About the only way CPU rendering can match GPU is say, comparing iRay to Brazil, the GPU renderers tend to be very “physically-based,” intended to give you realistic results with little fiddling with settings. Brazil gives you a thousand settings for interfering at any step of the rendering process to get the exact result you want and cut down on render time. If you’re enough of a wizard with those options, you might possibly be able to set things up to be faster at an acceptable level of quality, for certain kinds of scenes.
My old rig was an i7-3770, nice, fast, served me well for a very long time. Keyshot renders usually took overnight to get rid of all the noise. I added a W7100 to that and well with Keyshot being strictly CPU based there was no improvement. Trying a number other renderers that used GPU I saw a huge improvement in speed over the i7. My new rig is a single Xeon 14core/28thread and it’s no comparison. Renders are done in minutes instead of hours. There’s no substitute for cubic inches so to speak.

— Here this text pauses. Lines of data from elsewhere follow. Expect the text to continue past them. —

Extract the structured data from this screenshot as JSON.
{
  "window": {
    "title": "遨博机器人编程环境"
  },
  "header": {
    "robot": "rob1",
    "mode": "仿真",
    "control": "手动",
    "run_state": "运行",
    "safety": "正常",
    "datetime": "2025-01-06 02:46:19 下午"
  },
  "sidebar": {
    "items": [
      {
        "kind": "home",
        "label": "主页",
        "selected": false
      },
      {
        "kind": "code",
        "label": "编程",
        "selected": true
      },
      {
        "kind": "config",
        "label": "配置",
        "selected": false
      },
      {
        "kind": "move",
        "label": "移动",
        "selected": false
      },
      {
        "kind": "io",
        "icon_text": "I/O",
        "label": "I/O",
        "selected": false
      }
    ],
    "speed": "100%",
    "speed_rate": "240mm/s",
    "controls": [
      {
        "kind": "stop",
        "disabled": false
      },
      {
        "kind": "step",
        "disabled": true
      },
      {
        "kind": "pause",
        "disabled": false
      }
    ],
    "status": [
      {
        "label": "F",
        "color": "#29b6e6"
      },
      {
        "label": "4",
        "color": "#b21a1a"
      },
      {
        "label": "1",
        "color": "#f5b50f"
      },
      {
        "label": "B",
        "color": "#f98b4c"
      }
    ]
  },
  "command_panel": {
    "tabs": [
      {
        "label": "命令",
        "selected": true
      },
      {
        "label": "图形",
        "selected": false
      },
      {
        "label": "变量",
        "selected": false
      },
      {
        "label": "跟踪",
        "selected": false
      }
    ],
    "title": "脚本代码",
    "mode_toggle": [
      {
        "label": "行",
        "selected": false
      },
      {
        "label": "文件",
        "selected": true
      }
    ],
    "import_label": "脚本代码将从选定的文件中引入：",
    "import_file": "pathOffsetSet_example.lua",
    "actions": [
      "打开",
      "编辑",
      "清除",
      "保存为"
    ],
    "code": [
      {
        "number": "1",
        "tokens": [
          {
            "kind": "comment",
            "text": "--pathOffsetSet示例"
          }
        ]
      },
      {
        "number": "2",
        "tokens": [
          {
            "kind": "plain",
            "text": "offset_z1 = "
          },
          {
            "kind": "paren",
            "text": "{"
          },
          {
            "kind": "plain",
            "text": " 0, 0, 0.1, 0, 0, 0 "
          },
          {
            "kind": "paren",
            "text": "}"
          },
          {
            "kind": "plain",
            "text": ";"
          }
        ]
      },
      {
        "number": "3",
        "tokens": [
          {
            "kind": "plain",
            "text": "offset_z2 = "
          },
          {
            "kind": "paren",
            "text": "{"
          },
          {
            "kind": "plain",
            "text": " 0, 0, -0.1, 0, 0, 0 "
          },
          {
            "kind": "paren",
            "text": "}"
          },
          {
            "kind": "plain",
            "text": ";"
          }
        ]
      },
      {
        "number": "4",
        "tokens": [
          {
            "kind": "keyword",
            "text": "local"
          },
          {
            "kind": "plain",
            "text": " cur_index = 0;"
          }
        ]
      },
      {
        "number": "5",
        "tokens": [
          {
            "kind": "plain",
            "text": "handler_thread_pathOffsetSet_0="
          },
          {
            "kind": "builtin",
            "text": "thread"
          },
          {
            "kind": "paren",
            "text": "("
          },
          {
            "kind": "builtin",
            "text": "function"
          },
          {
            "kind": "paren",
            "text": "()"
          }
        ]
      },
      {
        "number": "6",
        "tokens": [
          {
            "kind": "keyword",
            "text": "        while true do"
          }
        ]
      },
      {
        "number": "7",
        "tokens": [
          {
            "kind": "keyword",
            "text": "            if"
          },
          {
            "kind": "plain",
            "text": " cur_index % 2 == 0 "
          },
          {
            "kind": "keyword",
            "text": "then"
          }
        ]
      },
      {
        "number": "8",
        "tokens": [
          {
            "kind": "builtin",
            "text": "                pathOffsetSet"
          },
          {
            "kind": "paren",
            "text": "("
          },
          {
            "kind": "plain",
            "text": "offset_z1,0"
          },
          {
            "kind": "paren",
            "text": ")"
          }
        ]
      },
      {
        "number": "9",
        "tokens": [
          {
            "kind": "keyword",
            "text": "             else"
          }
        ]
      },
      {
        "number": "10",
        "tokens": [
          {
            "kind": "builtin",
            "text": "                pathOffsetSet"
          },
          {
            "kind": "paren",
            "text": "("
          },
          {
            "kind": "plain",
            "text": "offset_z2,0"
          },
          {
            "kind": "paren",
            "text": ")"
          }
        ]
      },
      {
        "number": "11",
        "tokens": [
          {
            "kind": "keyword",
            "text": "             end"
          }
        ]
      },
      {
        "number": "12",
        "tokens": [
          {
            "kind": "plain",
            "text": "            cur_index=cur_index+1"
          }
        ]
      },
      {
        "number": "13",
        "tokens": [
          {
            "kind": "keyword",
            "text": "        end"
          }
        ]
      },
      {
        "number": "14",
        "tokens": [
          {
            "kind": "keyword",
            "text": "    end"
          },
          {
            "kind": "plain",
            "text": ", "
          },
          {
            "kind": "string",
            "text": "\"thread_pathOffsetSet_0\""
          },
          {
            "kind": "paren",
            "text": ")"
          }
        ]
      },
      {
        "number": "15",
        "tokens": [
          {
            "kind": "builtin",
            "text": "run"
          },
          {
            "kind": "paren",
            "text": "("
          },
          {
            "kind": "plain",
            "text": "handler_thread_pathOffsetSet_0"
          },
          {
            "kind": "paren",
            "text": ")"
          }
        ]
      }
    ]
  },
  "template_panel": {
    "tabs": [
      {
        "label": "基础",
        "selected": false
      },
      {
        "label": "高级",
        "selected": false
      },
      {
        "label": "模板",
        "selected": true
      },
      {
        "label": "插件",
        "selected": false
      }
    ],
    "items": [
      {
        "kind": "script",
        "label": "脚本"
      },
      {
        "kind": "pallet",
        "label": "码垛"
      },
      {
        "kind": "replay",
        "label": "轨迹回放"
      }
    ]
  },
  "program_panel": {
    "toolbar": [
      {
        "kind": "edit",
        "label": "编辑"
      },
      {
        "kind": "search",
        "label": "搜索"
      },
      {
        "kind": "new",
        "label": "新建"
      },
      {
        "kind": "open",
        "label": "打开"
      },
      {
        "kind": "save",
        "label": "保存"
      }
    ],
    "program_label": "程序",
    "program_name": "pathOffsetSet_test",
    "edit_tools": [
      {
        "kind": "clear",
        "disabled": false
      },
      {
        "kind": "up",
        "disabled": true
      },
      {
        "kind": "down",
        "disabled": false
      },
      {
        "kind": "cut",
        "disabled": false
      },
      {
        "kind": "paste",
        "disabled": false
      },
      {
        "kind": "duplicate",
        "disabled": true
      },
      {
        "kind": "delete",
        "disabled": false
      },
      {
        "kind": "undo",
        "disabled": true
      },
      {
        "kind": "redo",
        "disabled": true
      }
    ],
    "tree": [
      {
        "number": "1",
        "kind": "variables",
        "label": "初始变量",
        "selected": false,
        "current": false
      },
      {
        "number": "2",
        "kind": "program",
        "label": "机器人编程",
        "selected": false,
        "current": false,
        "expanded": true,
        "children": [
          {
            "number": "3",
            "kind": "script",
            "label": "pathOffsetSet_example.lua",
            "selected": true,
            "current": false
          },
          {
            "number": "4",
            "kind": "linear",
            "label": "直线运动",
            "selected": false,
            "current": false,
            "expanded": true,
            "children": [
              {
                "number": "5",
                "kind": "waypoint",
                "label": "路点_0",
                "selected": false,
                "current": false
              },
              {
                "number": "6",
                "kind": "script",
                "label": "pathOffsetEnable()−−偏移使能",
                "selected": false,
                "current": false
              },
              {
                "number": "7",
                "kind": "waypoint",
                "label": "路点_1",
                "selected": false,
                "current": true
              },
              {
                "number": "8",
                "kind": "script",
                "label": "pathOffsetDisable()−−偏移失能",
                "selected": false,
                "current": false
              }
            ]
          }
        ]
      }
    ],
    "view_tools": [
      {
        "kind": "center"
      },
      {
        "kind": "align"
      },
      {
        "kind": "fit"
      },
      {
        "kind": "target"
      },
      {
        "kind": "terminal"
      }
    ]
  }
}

Impatiently waiting for more renderers that use both CPU and GPU to come along so I can make use of the W7100 too. Rendered in seconds possibly??

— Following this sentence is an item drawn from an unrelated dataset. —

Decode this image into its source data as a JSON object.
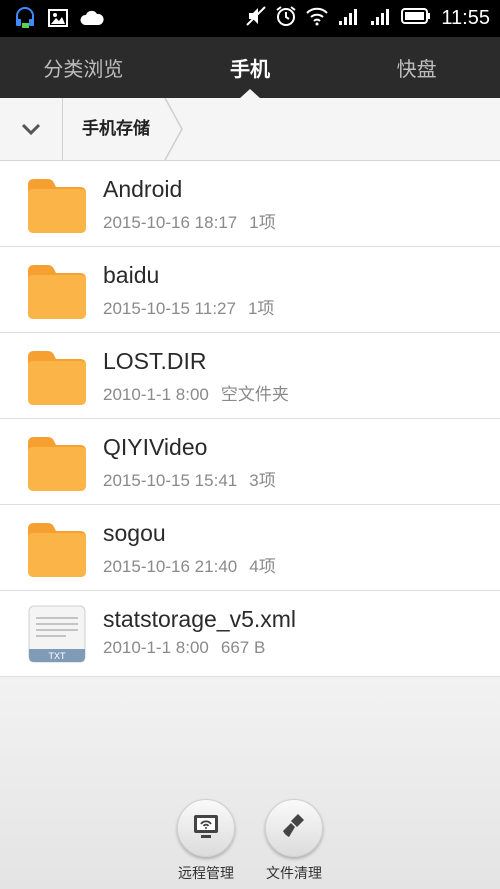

BTW… anyone know if Cycles uses CPU and GPU for rendering?
in theory yes, soon some patch gets merged that should improve stability for that
interesting perspective, and it might be true for some people’s workflow and output expectations. Not for ours.
We are happy with that way of working and Keyshot with lots of cores works quite well for most designers. It’s a proven workflow: easy to learn, relatively fast on the viewport preview , intuitive, and you go from import to rendered image faster than in any other system. Their default scenes, settings, materials are done for designers, not nerds. I could not say the same about any other solution inside Rhino, all painful, all unresolved, unintuitive and all stuck in the past in my opinion.
So CPU + KeyShot is the way to go for most of my old team. And it’ll stay that way for a while.
…I’m switching gears and besides keep working with them that way, I have now other projects, other clients, and tasks that require rendering for interactive decision making. So waiting for a rendering is not an option, and physically accurate results is a requirement. NO CPU solution can provide that, and based on my own tests Octane with powerful hardware can, at least for product design visualization. Also from what I have seen others do (no my own tests yet) Vray RT might come really close too. I need to follow up with @crubadue on that front.
Just for a bit pf perspective, take a look at the realtime behavior of these scenes by Octane user (and hardware builder) Smicha: https://www.youtube.com/watch?v=GeeZa2Y1GBs. That’s with 7 GTX 980 Ti’s. I want to build something with 4 1080s, it will be a bit slower, but still quite responsive. We’ll see.
UPDATE: after considering all the feedback and rethinking my needs, I decided that trying to reuse thsi system could become a hassle, and that 2 GPUs might not be enough anyway to have a good experience.so I decided to go a different route: New system build. 4 GPU’s. I’ll start a fresh now thread if you guys want to help. It’s your fault after all that I went that way
@gustojunk Did you get my letter?
I’d be so brave as to benchmark with you all use cases that you mention.
V-Ray 3.4 is coming…
yeah you made me laugh out loud. let’s play and see what we learn.